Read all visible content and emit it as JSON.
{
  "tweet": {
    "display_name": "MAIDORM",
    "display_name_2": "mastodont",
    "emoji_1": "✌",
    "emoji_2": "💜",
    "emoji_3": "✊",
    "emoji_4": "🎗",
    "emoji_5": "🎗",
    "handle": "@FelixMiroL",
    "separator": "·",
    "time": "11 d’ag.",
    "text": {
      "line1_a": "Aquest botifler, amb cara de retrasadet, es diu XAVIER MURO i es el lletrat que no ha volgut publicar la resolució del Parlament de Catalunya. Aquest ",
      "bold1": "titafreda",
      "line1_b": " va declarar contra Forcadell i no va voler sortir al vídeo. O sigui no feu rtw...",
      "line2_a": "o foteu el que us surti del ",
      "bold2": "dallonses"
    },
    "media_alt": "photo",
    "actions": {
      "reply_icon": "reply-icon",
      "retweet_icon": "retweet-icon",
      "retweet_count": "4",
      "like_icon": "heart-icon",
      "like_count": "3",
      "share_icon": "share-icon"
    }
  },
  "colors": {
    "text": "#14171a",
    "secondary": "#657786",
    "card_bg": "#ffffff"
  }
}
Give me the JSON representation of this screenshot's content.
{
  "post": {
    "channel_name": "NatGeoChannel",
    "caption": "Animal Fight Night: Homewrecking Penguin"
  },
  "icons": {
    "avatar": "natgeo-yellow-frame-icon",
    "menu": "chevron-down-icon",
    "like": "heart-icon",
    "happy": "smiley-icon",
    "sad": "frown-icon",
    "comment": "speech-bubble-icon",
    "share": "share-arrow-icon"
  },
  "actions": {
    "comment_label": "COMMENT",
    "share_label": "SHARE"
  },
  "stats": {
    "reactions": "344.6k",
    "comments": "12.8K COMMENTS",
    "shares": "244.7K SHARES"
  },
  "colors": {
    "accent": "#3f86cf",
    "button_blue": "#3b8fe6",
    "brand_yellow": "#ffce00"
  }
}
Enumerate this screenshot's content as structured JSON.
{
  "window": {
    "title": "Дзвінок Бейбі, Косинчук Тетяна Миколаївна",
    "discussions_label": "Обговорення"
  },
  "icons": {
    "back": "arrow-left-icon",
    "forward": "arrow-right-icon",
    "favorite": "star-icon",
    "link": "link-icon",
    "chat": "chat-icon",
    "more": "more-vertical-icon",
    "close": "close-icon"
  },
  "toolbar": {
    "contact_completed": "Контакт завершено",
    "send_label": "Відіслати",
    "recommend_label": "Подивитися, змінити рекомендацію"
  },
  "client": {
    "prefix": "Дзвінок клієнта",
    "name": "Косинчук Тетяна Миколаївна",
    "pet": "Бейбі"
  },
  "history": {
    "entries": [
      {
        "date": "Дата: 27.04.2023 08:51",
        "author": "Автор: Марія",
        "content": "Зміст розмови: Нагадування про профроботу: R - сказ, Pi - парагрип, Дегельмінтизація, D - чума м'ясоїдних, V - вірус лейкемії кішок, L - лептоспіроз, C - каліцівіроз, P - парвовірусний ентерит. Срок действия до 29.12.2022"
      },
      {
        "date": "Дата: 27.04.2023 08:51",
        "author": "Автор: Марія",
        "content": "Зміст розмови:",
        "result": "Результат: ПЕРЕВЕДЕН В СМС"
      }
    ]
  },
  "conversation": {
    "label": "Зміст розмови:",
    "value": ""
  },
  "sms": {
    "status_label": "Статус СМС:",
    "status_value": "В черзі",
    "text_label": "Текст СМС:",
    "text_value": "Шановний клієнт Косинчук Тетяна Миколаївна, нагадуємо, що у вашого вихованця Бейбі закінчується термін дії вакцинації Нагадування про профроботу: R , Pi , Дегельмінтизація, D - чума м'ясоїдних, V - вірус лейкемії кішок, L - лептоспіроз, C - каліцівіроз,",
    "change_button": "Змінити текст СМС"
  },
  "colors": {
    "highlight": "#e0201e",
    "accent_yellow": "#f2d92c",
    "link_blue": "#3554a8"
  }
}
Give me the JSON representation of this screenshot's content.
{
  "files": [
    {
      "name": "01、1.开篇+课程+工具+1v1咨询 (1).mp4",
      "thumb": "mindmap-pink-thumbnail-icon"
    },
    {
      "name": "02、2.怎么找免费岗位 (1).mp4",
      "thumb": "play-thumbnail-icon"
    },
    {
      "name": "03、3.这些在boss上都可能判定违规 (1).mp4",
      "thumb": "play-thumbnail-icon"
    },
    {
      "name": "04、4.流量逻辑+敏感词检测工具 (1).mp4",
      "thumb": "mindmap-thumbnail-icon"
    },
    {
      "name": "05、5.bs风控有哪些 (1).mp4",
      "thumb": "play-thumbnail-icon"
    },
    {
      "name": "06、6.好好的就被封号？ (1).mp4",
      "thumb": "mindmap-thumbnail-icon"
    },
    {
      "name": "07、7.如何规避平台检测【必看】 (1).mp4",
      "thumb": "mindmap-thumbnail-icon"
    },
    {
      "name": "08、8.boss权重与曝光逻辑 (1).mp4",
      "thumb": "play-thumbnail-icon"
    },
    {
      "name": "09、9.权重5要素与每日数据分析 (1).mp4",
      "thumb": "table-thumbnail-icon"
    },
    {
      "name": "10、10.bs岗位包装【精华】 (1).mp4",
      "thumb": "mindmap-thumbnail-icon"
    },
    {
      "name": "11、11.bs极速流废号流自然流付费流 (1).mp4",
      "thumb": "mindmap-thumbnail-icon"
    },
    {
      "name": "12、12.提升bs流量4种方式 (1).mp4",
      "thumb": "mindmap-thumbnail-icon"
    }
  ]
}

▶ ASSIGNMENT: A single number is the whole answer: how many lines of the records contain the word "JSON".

▶ ANSWER: 4